  • ensemble forecasting;
  • Martian atmosphere;
  • GlobalSurveyor;
  • Thermal Emission Spectrometer

Abstract

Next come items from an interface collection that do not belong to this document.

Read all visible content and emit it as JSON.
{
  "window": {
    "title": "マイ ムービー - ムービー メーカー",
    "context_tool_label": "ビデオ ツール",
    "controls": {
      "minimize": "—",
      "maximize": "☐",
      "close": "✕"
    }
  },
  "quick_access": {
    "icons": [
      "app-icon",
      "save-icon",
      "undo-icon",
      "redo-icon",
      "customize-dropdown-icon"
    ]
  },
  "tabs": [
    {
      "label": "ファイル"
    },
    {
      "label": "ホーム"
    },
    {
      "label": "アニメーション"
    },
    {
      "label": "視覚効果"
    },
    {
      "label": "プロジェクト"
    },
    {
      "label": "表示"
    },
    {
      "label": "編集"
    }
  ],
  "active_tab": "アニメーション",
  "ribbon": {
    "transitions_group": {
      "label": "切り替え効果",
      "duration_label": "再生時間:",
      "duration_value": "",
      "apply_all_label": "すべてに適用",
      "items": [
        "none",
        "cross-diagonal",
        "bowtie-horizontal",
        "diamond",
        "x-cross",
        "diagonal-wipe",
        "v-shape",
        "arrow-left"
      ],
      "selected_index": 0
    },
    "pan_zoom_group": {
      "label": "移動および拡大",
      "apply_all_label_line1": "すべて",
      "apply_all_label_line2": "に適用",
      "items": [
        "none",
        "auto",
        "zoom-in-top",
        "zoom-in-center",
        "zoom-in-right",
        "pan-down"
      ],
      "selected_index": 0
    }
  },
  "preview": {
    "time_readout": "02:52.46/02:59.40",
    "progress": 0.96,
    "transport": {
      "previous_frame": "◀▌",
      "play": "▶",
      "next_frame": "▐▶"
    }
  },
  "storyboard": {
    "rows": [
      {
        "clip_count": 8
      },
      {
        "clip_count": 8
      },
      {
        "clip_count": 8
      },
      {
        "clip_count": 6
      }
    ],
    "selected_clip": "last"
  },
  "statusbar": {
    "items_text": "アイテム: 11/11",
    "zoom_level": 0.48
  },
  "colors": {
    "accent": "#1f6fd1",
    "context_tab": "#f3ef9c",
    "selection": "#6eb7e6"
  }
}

The intrinsic and practical predictability of the Martian atmosphere is determined by use of a comprehensive numerical circulation model and ensemble forecasting techniques. Initial conditions were derived for various seasons of the Martian climate from newly available assimilations of global observations of temperature and dust optical depth in the Martian atmosphere, obtained by the Thermal Emission Spectrometer (TES) instrument on the Mars Global Surveyor orbiter. A range of initial value forecasts were obtained and the growth rate of forecast errors measured against the assimilated re-analysis were determined as a function of season during the period from the late Martian year 24 to early 27 (from May 1999 to August 2004). The intra-ensemble growth rates confirm earlier stand-alone model results, indicating that internal baroclinic transients lead to significant chaotic growth of model ‘error’ on time-scales of 3–10 sols only during Northern Hemisphere autumn and winter seasons. At other seasons, ensembles retain coherence at least over several tens of sols. Imperfections in dust distribution and coupling with other aerosols can lead to large errors in the dust field when it evolves rapidly. Owing to the very short time-scale on Mars, these errors can lead to rapid divergence of the entire ensemble from the observed atmospheric state. These results demonstrate the importance of even relatively small errors in the aerosol fields and so in the computed radiative balance of the Martian atmosphere for deterministic forecasts throughout the Martian year, including times at which baroclinic transients are inactive. Copyright © 2010 Royal Meteorological Society